[Data about app and page elements]
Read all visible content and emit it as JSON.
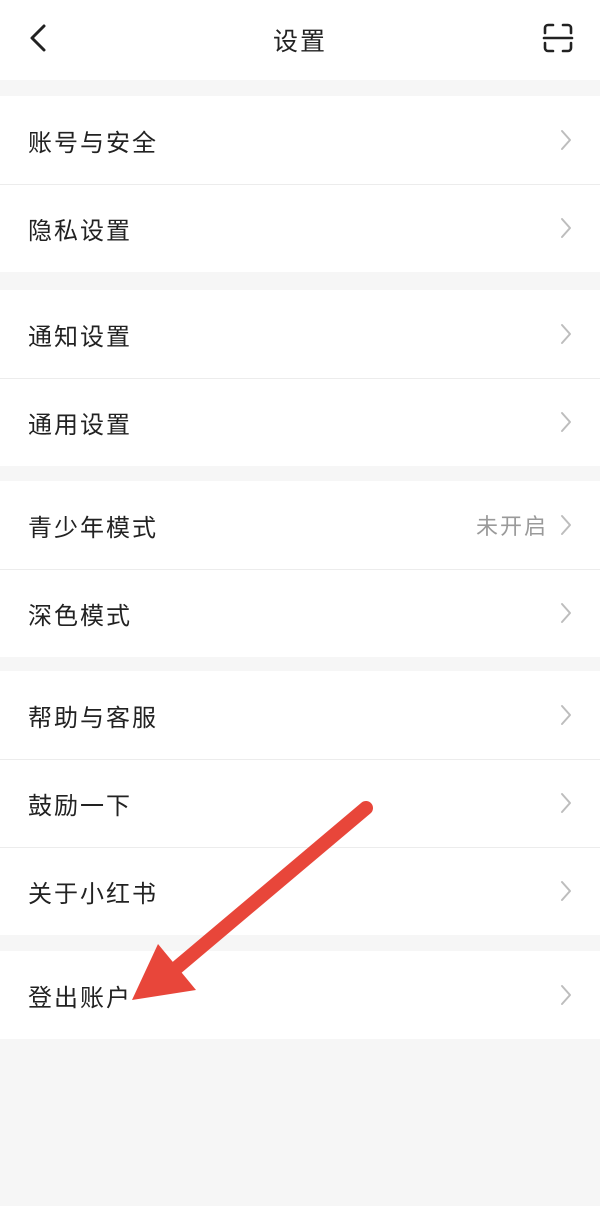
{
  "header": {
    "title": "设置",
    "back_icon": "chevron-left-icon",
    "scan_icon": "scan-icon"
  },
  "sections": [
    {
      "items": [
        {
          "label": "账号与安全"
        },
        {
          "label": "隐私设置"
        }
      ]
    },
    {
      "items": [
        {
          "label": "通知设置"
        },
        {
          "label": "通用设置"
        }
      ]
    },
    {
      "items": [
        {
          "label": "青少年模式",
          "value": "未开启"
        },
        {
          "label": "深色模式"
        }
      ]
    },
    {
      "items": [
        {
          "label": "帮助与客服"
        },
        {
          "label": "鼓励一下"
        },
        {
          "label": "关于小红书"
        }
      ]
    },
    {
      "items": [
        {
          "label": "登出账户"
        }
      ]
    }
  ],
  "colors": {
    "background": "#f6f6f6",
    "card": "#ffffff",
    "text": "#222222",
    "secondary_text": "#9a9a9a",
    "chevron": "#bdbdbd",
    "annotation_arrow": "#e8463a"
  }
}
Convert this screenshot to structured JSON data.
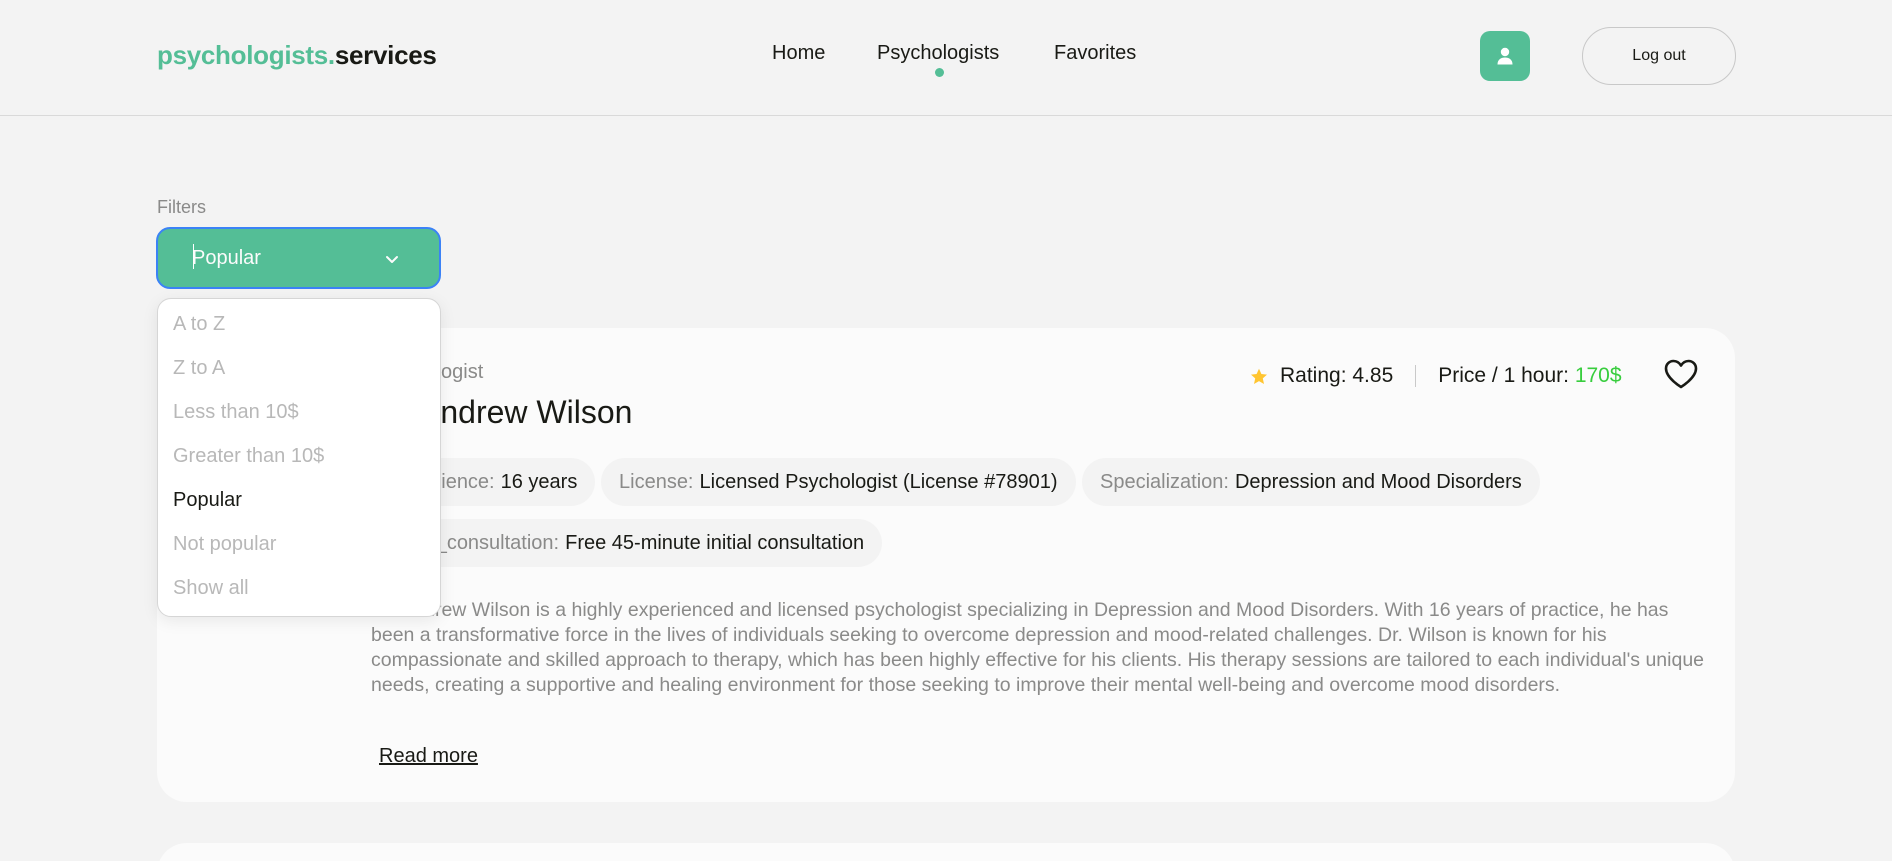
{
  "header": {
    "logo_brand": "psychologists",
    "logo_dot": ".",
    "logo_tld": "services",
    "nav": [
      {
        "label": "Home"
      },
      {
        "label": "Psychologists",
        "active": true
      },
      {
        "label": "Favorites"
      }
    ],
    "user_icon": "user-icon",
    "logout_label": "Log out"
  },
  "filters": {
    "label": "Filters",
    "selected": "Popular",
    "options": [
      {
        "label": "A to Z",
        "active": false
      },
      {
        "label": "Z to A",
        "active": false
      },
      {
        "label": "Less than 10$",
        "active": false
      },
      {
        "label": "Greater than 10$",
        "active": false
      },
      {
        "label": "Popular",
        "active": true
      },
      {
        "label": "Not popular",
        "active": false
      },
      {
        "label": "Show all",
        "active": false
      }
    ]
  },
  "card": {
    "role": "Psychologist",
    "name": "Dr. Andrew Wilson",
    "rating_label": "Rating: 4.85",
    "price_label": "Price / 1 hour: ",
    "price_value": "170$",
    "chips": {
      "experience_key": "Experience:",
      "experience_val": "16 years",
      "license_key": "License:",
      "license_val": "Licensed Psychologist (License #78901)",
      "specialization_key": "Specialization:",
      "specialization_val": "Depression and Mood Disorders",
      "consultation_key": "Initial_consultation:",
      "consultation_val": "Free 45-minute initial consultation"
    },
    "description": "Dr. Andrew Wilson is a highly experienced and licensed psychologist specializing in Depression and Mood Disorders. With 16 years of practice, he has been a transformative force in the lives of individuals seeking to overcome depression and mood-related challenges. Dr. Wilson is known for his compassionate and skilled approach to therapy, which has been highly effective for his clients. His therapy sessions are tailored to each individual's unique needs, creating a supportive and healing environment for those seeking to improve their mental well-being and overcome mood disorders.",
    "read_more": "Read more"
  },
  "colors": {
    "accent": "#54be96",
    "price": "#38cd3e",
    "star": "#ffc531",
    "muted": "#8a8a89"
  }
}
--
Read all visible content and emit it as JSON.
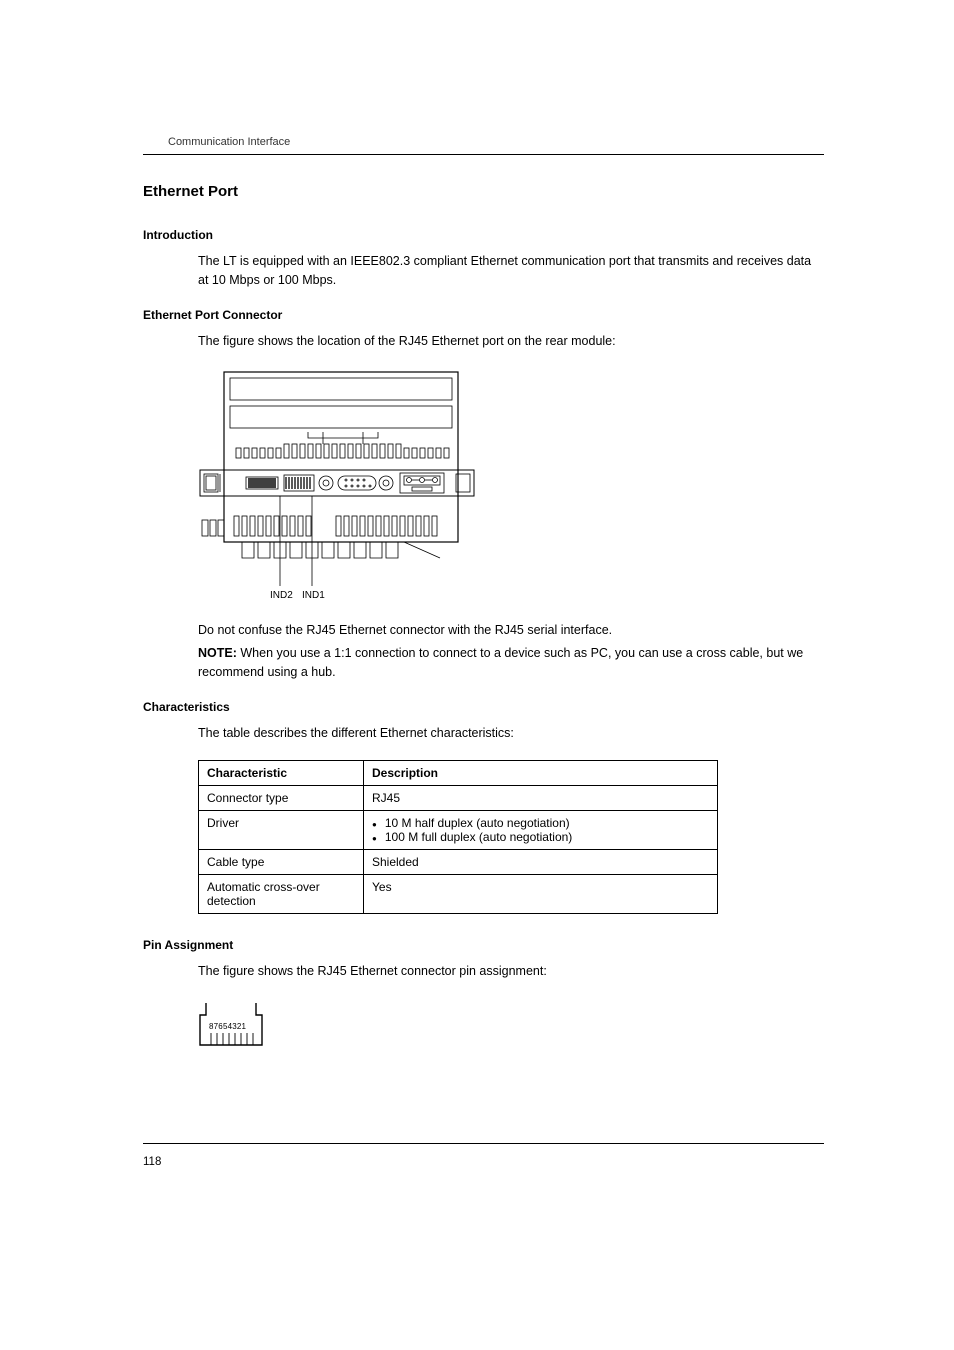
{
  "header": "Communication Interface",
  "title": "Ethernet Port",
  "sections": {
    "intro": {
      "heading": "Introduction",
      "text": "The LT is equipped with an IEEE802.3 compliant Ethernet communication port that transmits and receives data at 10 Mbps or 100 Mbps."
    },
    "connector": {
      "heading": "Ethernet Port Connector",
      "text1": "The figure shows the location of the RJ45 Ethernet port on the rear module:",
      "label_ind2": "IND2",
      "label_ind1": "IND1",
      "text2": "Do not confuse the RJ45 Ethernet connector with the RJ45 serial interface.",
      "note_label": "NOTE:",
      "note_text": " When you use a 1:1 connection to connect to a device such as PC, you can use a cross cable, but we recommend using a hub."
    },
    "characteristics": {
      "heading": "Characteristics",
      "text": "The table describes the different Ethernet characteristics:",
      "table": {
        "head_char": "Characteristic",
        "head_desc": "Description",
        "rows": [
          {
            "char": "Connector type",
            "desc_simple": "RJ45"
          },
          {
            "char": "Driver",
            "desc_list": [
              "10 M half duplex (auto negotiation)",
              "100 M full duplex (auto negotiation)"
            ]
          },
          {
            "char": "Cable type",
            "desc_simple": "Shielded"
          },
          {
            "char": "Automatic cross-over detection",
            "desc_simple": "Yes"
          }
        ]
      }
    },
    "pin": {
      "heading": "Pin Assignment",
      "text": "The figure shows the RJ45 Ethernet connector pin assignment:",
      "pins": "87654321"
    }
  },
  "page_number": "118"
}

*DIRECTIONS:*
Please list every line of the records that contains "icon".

*OUTPUT FOR THIS TASK:*
    "back_icon": "chevron-left-icon",
    "scan_icon": "scan-icon"
    "user_icon": "user-icon",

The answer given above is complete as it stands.